Bush: 'Appalling' that US is not 'superior' in cyberspace

Bush: 'Appalling' that US is not 'superior' in cyberspace

Former Florida Gov. Jeb Bush pledged Wednesday that as president, he would make the military’s cybersecurity skills “superior to anything fielded against them.”

“It is frankly appalling that the United States is not plainly superior to rivals who seek to undermine us in cyberspace,” he said during a defense policy speech at The Citadel in South Carolina.


Bush’s speech comes just days after the devastating terrorist attacks in Paris set off a renewed conversation about increasing the government’s ability to surveil digital communications and crack encrypted data.

Officials and lawmakers have said it is likely that those behind the attacks used some form of encrypted communications during the planning stages of the deadly plot, which killed over 100 people and wounded hundreds of others. Many have conceded, however, that there is little evidence to substantiate these suspicions.

Bush, who has fallen back in the GOP presidential polls since entering the race as a perceived front-runner, touched on the Paris attacks at the top of his remarks, arguing the incident is further evidence that "the greatest risk of all is the risk of military inferiority."

He then segued into a broader plan to “rebuild our military forces starting with our most urgent needs,” such as improving surveillance and cybersecurity capabilities.

“Our government, and American companies, are under cyberattack every day,” he said. “To protect ourselves, it is not enough to keep making fixes after every breach.”

The remarks are part of the former Florida governor's ongoing attempts to stake out a tough stance on cybersecurity. In September, he released a five-point plan to strengthen the country’s cybersecurity, and last week he called for offensive cyber strikes against China in retaliation for its alleged widespread hacking campaigns targeting the U.S.

Both U.S. businesses and government agencies have been hammered by hacks in recent years.

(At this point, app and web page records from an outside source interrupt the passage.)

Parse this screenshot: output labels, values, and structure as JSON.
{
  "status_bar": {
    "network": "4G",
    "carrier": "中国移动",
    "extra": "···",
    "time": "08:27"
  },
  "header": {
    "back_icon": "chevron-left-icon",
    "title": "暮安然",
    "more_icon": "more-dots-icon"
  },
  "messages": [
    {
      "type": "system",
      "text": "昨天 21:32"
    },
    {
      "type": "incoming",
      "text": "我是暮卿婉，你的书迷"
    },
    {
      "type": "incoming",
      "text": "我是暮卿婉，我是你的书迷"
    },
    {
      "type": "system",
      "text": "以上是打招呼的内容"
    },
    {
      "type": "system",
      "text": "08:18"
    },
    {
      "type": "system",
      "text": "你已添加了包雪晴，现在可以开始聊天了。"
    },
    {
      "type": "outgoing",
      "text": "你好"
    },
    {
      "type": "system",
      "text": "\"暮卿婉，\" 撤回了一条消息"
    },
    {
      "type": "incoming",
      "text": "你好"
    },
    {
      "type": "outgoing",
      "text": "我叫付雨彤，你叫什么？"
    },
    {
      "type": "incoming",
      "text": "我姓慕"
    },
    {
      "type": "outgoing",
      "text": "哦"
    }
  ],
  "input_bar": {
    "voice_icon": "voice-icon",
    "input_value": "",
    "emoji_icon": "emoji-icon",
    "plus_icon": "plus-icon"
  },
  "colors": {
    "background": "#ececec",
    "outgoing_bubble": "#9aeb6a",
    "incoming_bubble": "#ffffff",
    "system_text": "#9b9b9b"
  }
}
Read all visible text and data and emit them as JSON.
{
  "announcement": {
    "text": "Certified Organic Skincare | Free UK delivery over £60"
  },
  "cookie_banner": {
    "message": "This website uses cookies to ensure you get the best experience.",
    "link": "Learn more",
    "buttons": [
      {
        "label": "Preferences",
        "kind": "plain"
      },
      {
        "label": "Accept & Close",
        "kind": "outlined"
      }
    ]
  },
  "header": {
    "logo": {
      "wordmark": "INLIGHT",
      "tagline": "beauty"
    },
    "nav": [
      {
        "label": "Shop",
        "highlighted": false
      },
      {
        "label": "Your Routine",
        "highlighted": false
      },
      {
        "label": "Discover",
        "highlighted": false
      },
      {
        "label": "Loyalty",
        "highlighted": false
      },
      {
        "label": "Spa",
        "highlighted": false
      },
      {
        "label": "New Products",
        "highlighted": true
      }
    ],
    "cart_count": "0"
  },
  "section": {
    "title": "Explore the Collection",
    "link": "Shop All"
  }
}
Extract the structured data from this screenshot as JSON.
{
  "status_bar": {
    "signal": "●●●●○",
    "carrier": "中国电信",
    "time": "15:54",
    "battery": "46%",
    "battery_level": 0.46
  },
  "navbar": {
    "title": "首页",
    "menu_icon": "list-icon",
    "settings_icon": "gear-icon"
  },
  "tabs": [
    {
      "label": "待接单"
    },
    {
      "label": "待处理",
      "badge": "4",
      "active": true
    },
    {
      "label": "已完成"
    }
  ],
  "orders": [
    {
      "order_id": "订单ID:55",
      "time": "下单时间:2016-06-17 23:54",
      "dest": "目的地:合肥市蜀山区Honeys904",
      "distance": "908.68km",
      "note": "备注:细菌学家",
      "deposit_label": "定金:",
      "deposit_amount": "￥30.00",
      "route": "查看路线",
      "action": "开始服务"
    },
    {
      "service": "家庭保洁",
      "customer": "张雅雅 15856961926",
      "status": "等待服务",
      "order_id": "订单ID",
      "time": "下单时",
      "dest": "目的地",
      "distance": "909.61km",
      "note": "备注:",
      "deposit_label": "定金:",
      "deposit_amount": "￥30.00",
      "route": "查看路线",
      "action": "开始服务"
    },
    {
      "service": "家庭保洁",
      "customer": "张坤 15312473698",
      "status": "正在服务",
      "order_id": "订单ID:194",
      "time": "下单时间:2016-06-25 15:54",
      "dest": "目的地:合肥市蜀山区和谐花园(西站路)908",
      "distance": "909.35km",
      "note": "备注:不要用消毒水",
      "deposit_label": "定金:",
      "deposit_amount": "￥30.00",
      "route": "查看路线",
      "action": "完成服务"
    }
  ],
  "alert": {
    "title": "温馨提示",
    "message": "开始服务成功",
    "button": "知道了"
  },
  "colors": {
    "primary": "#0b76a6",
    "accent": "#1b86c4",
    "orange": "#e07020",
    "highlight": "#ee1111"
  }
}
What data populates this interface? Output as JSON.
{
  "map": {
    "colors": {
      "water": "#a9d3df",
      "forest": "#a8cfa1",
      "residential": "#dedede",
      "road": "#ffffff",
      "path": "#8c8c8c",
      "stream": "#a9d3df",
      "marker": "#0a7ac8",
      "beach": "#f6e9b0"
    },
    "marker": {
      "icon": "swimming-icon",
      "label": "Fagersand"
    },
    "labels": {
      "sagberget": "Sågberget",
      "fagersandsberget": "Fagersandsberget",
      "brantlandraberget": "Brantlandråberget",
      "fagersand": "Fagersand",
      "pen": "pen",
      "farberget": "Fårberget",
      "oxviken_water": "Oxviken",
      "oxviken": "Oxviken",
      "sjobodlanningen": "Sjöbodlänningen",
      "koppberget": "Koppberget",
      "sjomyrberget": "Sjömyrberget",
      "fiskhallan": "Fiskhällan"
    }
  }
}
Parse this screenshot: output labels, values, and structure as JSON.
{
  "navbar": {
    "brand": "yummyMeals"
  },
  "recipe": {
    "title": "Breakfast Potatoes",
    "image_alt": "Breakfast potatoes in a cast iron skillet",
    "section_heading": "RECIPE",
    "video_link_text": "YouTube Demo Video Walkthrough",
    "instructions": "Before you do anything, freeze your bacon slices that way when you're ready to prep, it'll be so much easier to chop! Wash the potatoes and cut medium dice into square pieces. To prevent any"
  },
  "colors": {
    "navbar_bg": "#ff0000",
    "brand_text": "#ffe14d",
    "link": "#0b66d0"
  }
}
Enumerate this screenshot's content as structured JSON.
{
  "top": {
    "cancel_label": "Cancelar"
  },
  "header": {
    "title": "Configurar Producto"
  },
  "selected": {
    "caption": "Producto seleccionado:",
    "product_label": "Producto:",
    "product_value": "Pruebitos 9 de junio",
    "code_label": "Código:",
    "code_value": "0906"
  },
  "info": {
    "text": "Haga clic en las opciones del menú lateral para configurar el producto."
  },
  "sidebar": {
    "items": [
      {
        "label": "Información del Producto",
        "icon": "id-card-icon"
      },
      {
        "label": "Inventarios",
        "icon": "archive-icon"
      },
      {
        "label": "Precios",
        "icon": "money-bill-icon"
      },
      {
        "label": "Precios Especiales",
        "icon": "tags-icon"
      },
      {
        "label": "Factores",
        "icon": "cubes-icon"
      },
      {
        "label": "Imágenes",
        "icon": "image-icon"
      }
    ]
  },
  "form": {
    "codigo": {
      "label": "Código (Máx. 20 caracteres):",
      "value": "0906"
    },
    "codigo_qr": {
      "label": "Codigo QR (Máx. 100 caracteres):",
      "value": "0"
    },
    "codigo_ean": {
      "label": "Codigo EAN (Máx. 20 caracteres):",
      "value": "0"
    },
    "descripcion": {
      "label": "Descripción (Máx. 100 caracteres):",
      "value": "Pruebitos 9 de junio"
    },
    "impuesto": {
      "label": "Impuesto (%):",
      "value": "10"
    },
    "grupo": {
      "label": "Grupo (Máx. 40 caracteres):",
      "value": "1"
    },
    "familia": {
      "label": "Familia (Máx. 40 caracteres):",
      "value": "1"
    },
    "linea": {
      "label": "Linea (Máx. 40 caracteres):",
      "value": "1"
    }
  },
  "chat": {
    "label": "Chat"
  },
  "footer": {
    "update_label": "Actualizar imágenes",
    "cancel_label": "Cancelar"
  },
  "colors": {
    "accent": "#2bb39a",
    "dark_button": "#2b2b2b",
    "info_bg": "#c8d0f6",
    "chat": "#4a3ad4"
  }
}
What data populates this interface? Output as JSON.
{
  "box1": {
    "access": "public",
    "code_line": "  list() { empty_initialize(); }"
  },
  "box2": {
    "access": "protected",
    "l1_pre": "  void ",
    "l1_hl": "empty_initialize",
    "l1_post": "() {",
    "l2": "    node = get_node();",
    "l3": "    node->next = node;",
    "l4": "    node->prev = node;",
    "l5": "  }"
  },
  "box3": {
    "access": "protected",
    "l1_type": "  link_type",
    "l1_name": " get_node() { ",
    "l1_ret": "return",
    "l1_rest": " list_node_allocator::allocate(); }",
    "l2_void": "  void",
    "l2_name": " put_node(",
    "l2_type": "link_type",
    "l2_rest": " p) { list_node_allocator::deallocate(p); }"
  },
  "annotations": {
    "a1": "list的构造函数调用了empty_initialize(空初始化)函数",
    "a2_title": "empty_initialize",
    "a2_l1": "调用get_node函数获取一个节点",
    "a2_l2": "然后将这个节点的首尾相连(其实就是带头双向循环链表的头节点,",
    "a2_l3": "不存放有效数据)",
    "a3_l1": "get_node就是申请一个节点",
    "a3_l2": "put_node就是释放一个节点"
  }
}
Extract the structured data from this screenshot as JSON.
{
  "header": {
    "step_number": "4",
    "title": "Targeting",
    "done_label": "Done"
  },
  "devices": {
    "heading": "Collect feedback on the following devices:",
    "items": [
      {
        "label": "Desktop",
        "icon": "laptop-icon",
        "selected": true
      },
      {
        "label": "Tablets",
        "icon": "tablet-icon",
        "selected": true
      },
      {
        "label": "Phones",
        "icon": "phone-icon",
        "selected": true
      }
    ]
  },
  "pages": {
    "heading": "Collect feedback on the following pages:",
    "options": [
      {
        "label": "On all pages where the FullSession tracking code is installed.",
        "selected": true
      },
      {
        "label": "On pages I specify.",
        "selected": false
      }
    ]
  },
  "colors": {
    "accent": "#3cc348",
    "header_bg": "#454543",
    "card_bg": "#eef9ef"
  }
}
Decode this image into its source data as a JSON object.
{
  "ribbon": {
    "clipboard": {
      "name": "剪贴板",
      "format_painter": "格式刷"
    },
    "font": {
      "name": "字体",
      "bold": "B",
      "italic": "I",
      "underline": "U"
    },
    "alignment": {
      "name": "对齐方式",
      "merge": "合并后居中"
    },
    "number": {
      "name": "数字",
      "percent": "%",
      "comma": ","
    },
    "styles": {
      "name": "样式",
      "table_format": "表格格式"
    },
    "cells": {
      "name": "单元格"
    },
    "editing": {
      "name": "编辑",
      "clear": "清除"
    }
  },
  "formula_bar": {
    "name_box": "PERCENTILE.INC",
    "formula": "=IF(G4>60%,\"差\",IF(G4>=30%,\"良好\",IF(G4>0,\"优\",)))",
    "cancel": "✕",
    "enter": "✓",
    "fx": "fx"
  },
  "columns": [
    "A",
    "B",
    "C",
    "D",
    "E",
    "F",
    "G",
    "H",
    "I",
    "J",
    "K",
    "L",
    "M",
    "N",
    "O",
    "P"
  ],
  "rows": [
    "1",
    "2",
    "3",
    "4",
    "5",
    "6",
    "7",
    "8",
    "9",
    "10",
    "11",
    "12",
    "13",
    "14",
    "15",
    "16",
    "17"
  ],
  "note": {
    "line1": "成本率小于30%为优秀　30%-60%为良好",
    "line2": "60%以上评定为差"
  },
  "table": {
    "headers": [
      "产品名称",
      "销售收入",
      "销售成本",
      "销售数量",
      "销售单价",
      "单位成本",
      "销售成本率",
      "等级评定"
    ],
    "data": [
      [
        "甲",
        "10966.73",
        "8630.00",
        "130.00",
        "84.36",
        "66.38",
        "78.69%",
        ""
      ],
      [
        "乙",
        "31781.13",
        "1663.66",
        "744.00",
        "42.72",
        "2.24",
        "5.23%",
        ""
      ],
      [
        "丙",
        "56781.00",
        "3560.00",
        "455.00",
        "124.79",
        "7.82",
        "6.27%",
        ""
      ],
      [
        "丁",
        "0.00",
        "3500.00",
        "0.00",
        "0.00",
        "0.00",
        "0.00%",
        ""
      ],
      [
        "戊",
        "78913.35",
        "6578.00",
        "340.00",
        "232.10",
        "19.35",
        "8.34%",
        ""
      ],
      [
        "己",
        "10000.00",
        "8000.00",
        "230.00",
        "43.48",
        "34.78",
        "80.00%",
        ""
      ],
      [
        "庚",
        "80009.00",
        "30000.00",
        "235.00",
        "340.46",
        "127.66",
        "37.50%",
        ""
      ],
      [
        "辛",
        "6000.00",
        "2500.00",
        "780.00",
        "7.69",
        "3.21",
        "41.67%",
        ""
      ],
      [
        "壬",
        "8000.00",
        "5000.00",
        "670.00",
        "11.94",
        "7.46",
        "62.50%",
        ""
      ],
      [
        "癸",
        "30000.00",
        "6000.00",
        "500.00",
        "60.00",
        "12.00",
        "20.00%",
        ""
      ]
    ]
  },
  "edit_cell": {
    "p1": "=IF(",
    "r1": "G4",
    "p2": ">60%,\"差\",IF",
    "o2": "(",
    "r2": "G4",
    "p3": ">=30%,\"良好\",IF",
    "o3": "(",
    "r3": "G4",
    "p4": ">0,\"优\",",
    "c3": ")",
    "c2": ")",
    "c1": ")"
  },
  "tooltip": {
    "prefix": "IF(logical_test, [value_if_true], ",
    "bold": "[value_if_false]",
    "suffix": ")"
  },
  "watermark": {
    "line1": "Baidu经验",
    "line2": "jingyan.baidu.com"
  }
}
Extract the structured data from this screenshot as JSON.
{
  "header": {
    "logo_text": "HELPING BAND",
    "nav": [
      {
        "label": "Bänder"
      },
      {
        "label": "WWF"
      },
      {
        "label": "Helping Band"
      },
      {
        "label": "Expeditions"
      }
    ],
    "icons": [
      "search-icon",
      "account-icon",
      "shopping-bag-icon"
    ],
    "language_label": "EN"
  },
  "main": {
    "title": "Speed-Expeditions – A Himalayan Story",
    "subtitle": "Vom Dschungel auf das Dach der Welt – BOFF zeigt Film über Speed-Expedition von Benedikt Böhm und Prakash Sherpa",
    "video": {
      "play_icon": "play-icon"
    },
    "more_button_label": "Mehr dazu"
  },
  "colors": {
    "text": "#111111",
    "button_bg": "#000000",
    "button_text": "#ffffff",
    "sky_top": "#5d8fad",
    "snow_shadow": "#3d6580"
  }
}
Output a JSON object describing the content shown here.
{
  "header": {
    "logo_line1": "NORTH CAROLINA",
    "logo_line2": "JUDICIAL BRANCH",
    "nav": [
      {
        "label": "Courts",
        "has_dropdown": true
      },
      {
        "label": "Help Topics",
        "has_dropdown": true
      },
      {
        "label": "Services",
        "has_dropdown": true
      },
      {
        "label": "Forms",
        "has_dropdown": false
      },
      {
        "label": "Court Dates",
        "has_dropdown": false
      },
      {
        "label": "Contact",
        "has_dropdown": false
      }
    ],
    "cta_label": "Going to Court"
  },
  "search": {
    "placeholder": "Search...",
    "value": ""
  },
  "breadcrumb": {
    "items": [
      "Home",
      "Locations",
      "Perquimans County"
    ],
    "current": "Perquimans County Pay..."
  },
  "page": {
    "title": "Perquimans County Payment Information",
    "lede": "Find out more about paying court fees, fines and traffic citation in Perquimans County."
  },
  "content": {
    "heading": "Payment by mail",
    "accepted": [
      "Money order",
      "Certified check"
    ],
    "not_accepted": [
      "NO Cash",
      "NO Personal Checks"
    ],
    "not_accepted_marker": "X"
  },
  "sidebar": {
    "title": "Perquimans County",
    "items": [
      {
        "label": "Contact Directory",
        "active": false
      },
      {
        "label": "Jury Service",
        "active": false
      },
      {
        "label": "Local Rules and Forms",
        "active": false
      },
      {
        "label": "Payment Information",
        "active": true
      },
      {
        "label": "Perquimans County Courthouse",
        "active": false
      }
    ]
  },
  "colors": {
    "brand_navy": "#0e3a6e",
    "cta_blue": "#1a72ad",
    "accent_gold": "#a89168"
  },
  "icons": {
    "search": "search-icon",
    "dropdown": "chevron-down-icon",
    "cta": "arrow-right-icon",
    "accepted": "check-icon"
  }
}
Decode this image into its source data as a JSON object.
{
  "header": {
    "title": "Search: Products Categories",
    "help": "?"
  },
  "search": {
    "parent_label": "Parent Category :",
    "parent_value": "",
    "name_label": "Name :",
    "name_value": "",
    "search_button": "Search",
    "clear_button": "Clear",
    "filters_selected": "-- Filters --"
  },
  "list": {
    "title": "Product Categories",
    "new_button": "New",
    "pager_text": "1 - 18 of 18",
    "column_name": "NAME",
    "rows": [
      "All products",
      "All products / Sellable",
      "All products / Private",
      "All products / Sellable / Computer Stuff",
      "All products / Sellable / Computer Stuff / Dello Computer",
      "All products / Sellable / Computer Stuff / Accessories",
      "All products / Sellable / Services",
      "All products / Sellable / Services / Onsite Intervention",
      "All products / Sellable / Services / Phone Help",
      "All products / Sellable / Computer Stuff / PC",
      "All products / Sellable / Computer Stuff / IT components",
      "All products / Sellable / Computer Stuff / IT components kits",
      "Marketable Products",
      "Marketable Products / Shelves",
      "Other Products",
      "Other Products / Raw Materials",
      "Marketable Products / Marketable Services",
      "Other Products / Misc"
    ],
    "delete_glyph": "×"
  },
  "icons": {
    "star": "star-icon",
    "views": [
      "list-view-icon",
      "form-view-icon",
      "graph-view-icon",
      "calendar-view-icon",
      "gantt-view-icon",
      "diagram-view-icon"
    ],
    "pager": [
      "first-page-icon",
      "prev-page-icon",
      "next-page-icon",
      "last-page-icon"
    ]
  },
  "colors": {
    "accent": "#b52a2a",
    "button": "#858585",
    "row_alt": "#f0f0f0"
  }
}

Breaches at major retailers like Home Depot and Target and banks like JPMorgan alone have exposed hundreds of millions of Americans’ sensitive data.

And this summer, several intrusions at the Office of Personnel Management (OPM) compromised over 20 million federal workers’ private information. It’s believed China was behind the digital hit, part of the Asian power’s ongoing cyber espionage campaign against the U.S.

Bush on Wednesday said he believes the U.S. has fallen victim to these threats — and others — because it lacks a clear cyber warfare policy.

“I would work hard to see that the United States is at the forefront of developing a much-needed doctrine on cyber warfare,” he said.” Potential hackers and cyber thieves — government or non-state actors — need to understand what sort of response they will face should they attack us.”

The Obama administration has made no public response to the OPM hacks, conceding that the information pilfered — including security clearance background check data — was a legitimate espionage target, similar to those the U.S. may pursue in China.

Bush has joined several of his GOP White House competitors in criticising Obama’s lack of retaliation for the OPM intrusions.

“Making good on this new doctrine will also require that we develop our own capabilities to the point that America’s retaliation to a cyber attack would be certain and devastating,” he said Wednesday, invoking former president John Kennedy.

“America, as John F. Kennedy said, ‘requires only one kind of defense policy, a policy summed up in a single word: first.’ "